  Each day, thunderstorms around the world produce about a thousand quick bursts of gamma rays, some of the highest-energy light naturally found on Earth. Gamma rays have the smallest wavelengths and the most energy of any wave in the electromagnetic spectrum. They are produced by the hottest and most energetic objects in the universe, […]

Where did our planet get its oceans?

  One popular theory holds that water was brought to Earth by the ancient impacts of comets and asteroids. However, new data from the European Space Agency’s Rosetta spacecraft indicate that terrestrial water did not come from comets like 67P/Churyumov-Gerasimenko. Among planetary scientists, this is one of the most important and perplexing questions about the […]

Max Planck Society funding for MeerKAT S-band receivers

  The Max Planck Institute for Radio Astronomy will build the S-Band receivers for the Meerkat telescope currently under construction at the SKA site in the Karoo, Northern Cape. The Minister of Science and Technology,  Naledi Pandor  and the president of the Max-Planck-Society (MPG), Martin Stratmann, announced that the MPG and the Max Planck Institute […]

Radio silence please: telescopes ahead

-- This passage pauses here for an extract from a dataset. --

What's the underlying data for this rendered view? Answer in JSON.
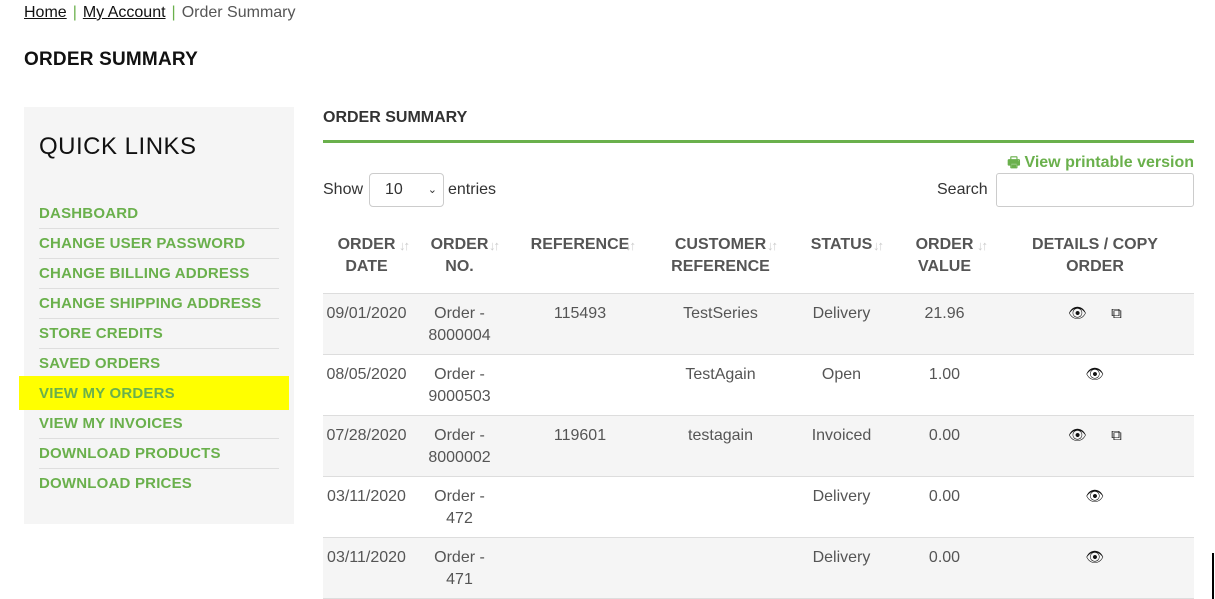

  Farming communities in the Northern Cape have been given a new opportunity to connect with the outside world, both by telephony and the internet, thanks to an innovative project of the Square Kilometre Array (SKA) South Africa in partnership with Vox Telecom. The implementation of the Astronomy Advantage Act (AAA) was a great boost […]

Unlocking the promise that space holds for economic growth

  Some say space activity is too expensive. Others say it’s cheap. It’s certainly true that the extraordinary social and economic benefits we see are achieved at a very small percentage of global GDP – less than 0,5%. According to the OECD’s Space Economy at a Glance (2014), the space economy generated USD256,2-billion in revenue […]

Young volcanoes on the moon?

  There’s nothing odd about volcanoes on the moon, per se.  Much of the moon’s ancient surface is covered with hardened lava. The main features of the “Man on the Moon” are, in fact,  old basaltic flows deposited billions of years ago when the moon was wracked by violent eruptions. Back in 1971, Apollo 15 […]

Does South Africa need a “spy” satellite?

  The Secretary of Defence, Dr. Sam Gulube recently told the parliamentary defence committee that a contact to develop a military satellite had been reinstated with the Russian company NPO Mashinostroyenia. Named “Flute” the project goes back to 2006 when South Africa signed a contract with the Russian company to build a Kondor-E satellite for […]

Turbulence may prevent the formation of a large numbers of stars

  The same phenomenon that causes a bumpy airplane ride, turbulence, may be the solution to a long-standing mystery about the birth of stars, or the absence of it. This is the finding of  a new study using data from NASA’s Chandra X-ray Observatory. Galaxy clusters are the largest objects in the universe, held together […]

Space benefits outweigh the cost says minister

  Delivering the opening address at the recent African Association of Remote Sensing of the environment (AARSE)  in Johannesburg Naladi Pandor,  minister of science and technology said that the extraordinary social and economic benefits we see  from space  activity are achieved at a very small percentage of global GDP – less than 0,5% but the […]